• What the task requires
Give only the number of lines in the data that contain the word "label".

(Dataset entries)

<<<<

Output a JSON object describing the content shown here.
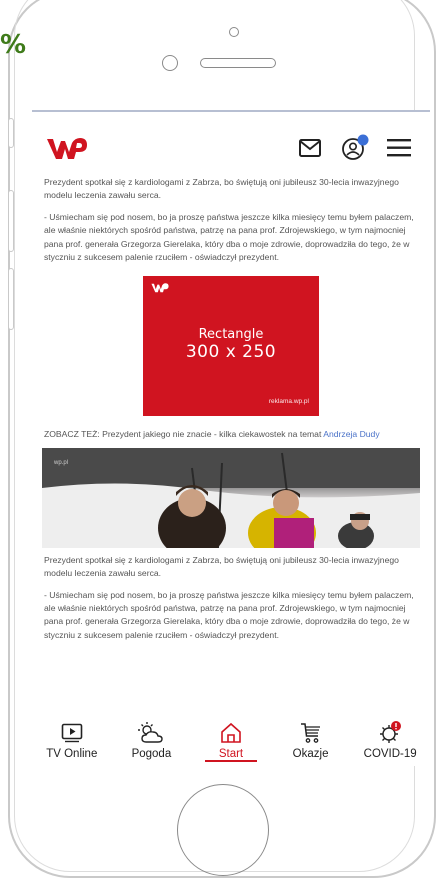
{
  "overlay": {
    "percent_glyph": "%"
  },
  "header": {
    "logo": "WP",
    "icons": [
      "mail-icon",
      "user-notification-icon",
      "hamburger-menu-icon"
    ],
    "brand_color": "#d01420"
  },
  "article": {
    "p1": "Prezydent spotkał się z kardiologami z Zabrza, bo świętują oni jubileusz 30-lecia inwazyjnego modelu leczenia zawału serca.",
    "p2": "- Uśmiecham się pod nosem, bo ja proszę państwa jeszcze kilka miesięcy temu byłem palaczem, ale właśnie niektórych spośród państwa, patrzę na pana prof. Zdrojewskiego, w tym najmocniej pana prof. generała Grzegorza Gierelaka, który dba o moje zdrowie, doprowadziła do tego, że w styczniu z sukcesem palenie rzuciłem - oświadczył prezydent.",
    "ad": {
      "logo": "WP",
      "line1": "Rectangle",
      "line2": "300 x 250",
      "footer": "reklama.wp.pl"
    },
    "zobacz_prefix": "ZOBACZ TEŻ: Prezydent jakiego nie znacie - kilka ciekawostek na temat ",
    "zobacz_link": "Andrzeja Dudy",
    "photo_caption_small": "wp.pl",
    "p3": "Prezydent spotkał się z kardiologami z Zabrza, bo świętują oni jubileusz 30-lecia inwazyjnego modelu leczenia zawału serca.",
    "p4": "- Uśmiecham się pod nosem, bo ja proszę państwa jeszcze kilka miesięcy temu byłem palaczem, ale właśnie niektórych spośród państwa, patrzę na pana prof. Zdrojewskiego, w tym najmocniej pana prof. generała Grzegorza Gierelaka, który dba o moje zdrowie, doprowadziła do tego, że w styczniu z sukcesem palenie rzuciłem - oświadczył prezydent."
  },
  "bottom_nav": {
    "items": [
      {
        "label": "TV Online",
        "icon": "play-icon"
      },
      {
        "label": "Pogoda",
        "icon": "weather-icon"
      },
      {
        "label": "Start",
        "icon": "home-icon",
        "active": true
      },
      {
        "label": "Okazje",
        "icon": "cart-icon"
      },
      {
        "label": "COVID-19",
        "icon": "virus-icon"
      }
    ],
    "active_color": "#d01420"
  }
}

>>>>

• Task answer
5